The Environmental Protection Agency recommends corrective action for radon levels at or above 4 picoCuries per liter. An estimated seven out of 1,000 nonsmokers will develop lung cancer in their lifetime if exposed to that level annually.
As many as 21,000 Americans die each year due to lung cancer attributed to radon, according to the EPA.
Radon seeps into buildings through cracks in walls and foundations, the MDH says. The process is made worse in colder climates where negative air pressure in heated homes creates a vacuum that pulls more radon in.
Mike Ellefson with Ellefson Builders Inc. in Winona said radon testing and mitigation services have grown to around 10 percent of his business.
“Every year it’s going up and up,” Ellefson said, with the peak season of calls coming between fall and spring.
Ellefson said a charcoal test kit is a good starting point for most homeowners; but, when buying or selling property, he recommends using a continuous radon monitor, which is more precise and less susceptible to tampering.
The Minnesota Radon Awareness Act, which goes into effect Jan. 1, will require detailed radon notifications for most home sales, the MDH says.

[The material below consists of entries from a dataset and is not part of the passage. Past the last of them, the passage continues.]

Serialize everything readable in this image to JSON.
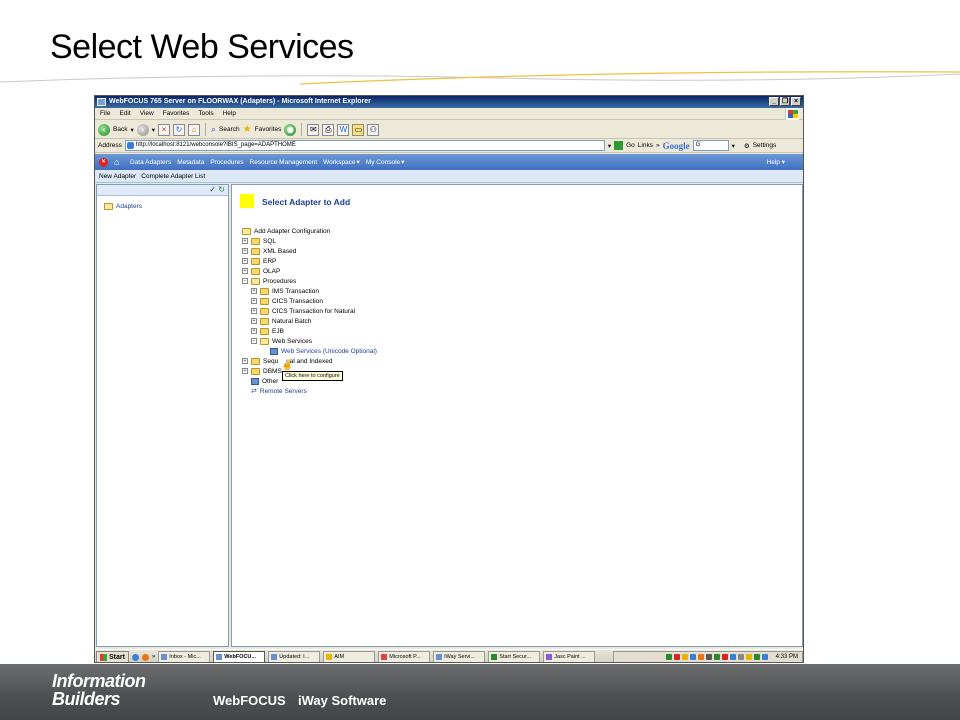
{
  "slide": {
    "title": "Select Web Services",
    "footer_brand": "Information Builders",
    "footer_product_1": "WebFOCUS",
    "footer_product_2": "iWay Software"
  },
  "browser": {
    "window_title": "WebFOCUS 765 Server on FLOORWAX (Adapters) - Microsoft Internet Explorer",
    "menu": [
      "File",
      "Edit",
      "View",
      "Favorites",
      "Tools",
      "Help"
    ],
    "toolbar": {
      "back": "Back",
      "search": "Search",
      "favorites": "Favorites"
    },
    "address": {
      "label": "Address",
      "url": "http://localhost:8121/webconsole?IBIS_page=ADAPTHOME",
      "go": "Go",
      "links": "Links",
      "links_chevron": "»",
      "google": "Google",
      "google_g": "G",
      "settings": "Settings"
    }
  },
  "app": {
    "menu": [
      "Data Adapters",
      "Metadata",
      "Procedures",
      "Resource Management",
      "Workspace",
      "My Console"
    ],
    "help": "Help",
    "subbar": [
      "New Adapter",
      "Complete Adapter List"
    ],
    "left_tree_root": "Adapters",
    "heading": "Select Adapter to Add",
    "tree": {
      "root": "Add Adapter Configuration",
      "sql": "SQL",
      "xml": "XML Based",
      "erp": "ERP",
      "olap": "OLAP",
      "procedures": "Procedures",
      "ims": "IMS Transaction",
      "cics": "CICS Transaction",
      "cics_natural": "CICS Transaction for Natural",
      "natural_batch": "Natural Batch",
      "ejb": "EJB",
      "web_services": "Web Services",
      "web_services_unicode": "Web Services (Unicode Optional)",
      "sequential_a": "Sequ",
      "sequential_b": "ual and Indexed",
      "dbms": "DBMS",
      "other": "Other",
      "remote_servers": "Remote Servers"
    },
    "tooltip": "Click here to configure"
  },
  "taskbar": {
    "start": "Start",
    "items": [
      "Inbox - Mic...",
      "WebFOCU...",
      "Updated: I...",
      "AIM",
      "Microsoft P...",
      "iWay Servi...",
      "Start Secur...",
      "Jasc Paint ..."
    ],
    "clock": "4:33 PM"
  }
}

The department recommends adding radon testing to inspections for all real estate purchases.
Because radon mitigation is an unlicensed profession in the state, Ellefson said it is important to make sure contractors have National Radon Proficiency Program or National Radon Safety Board certifications before hiring their services.
Minnesota does not require certifications for radon contractors and the state provides no oversight on their work, according to the MDH. However, the department tracks contractors who have received certifications or attend regular MDH radon training sessions each year. The list is available at http://bit.ly/15WUZwH.